### What to do
What lines below include the string "siebie"? Pick them out and copy them.

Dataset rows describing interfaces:
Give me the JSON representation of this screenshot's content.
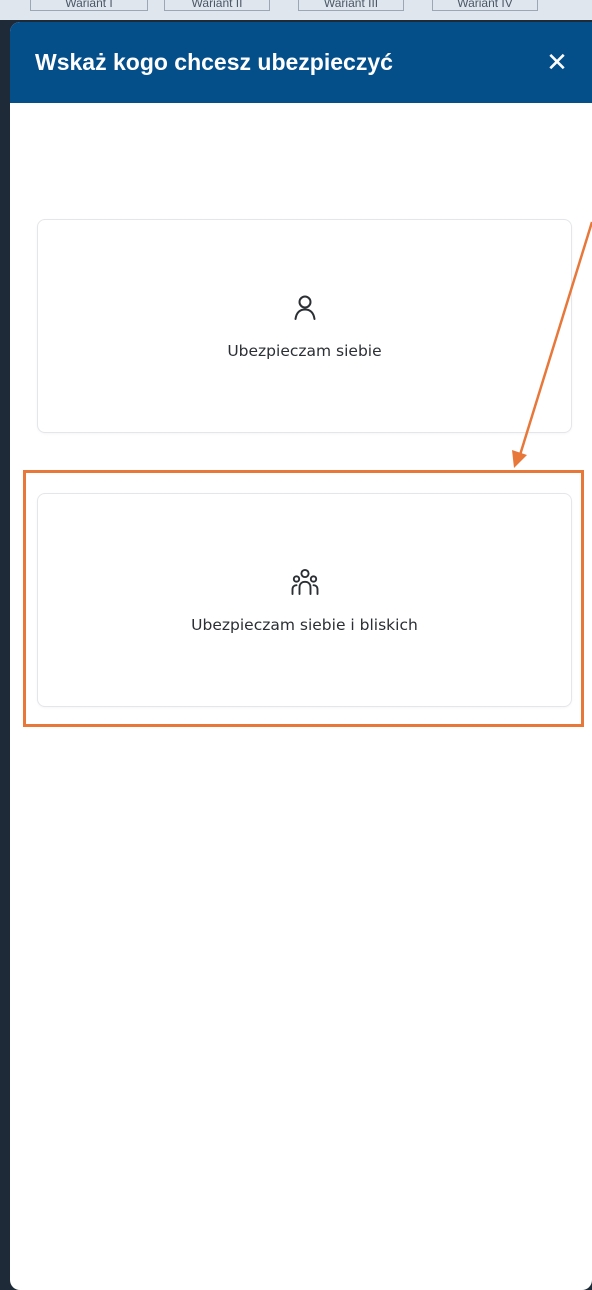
{
  "background_tabs": [
    "Wariant I",
    "Wariant II",
    "Wariant III",
    "Wariant IV"
  ],
  "modal": {
    "title": "Wskaż kogo chcesz ubezpieczyć",
    "close_glyph": "✕",
    "header_color": "#044f8a"
  },
  "options": [
    {
      "label": "Ubezpieczam siebie",
      "icon": "person-icon"
    },
    {
      "label": "Ubezpieczam siebie i bliskich",
      "icon": "group-icon"
    }
  ],
  "annotation": {
    "color": "#e8773a",
    "target": "options.1"
  }
}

### Task result
      "label": "Ubezpieczam siebie",
      "label": "Ubezpieczam siebie i bliskich",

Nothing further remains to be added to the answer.